Work request: Check every line of the data below for the word "name", then give only the number of lines that have it.

(Dataset items)
■ ■ ■ ■
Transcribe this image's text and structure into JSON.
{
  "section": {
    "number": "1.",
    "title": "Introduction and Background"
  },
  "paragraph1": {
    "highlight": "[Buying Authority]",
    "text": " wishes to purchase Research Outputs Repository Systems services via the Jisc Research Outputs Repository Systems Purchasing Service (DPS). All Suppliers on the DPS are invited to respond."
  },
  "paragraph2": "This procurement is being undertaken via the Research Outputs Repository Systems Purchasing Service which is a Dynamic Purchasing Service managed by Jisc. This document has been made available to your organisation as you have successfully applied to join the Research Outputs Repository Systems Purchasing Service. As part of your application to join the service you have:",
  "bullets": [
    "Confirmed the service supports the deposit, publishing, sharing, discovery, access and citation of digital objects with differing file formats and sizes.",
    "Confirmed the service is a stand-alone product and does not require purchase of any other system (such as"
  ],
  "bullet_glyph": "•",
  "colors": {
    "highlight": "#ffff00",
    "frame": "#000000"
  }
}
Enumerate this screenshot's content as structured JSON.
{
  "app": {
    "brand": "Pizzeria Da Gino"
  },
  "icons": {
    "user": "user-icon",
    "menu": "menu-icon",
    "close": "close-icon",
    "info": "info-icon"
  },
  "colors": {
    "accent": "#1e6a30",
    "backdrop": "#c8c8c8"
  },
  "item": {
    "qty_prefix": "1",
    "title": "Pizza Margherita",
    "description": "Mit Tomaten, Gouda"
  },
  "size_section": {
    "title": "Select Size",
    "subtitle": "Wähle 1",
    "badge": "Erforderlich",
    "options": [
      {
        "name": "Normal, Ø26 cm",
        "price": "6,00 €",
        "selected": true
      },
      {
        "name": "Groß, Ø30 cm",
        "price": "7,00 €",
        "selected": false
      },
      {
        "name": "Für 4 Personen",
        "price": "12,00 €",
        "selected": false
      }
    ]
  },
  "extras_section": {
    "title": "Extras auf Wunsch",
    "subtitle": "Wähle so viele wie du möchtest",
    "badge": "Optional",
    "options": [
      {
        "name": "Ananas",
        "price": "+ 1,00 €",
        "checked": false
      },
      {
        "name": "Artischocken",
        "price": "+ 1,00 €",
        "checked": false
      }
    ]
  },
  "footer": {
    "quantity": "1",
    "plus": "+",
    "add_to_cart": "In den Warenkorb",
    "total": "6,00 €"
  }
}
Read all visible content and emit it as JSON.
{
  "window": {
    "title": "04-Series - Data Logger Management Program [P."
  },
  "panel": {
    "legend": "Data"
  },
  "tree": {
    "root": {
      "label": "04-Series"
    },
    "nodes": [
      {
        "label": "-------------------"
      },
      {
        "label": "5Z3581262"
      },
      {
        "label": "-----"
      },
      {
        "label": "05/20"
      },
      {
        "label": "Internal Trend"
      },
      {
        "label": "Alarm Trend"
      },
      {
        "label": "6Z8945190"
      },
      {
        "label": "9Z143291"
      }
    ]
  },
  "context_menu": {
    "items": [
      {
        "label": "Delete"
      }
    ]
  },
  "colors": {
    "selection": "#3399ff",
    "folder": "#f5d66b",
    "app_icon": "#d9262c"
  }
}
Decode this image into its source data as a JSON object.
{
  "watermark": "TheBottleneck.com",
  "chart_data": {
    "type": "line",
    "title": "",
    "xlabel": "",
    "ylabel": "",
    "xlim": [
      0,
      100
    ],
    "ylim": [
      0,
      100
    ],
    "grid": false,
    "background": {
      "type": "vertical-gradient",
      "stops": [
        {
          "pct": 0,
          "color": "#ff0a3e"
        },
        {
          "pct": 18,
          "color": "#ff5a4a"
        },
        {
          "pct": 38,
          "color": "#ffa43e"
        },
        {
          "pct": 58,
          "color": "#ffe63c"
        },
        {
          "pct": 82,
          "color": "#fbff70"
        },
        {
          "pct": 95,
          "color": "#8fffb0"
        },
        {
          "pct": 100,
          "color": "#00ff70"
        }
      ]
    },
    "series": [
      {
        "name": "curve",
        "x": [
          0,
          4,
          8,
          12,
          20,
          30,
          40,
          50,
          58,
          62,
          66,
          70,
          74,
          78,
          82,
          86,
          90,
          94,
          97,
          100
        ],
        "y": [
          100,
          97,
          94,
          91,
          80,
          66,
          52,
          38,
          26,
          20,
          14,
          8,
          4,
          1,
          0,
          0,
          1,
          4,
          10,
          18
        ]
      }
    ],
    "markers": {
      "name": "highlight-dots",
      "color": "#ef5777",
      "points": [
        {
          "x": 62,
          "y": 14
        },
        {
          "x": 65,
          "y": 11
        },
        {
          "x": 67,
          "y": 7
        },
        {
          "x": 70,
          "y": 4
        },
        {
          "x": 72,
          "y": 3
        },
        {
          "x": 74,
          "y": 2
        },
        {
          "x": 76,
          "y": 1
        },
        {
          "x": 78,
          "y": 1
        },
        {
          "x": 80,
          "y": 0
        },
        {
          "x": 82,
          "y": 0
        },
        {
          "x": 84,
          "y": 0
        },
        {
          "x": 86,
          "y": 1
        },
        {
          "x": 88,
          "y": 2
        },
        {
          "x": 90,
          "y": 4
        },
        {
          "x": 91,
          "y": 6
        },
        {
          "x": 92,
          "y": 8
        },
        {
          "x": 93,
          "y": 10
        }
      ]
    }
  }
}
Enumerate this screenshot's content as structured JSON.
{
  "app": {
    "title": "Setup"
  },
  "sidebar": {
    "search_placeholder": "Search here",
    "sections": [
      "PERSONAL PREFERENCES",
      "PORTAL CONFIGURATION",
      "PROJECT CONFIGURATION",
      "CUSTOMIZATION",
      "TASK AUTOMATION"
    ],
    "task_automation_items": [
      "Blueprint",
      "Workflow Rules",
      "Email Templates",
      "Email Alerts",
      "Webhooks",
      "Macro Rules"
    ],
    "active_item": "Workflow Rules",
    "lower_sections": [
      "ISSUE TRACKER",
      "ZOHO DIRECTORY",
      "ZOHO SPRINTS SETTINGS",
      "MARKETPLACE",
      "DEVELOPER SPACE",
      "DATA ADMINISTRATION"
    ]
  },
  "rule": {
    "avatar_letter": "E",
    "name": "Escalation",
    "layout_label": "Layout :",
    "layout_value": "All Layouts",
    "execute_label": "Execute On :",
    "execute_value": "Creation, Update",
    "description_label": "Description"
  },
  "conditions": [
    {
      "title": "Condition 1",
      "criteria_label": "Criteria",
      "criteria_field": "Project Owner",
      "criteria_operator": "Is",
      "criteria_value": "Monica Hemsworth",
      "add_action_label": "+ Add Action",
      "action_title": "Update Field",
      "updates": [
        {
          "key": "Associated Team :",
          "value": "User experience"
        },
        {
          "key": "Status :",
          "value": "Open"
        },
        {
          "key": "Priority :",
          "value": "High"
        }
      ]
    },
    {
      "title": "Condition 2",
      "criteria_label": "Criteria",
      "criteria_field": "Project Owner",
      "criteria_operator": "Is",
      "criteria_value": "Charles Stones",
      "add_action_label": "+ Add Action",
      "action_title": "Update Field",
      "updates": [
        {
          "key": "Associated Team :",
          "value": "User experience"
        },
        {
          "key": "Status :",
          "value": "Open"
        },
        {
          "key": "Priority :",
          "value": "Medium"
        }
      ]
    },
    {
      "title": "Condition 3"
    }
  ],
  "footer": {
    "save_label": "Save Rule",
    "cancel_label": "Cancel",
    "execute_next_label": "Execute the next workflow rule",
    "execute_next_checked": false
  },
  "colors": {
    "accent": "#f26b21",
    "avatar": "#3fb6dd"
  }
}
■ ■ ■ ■
Completed exercise: 8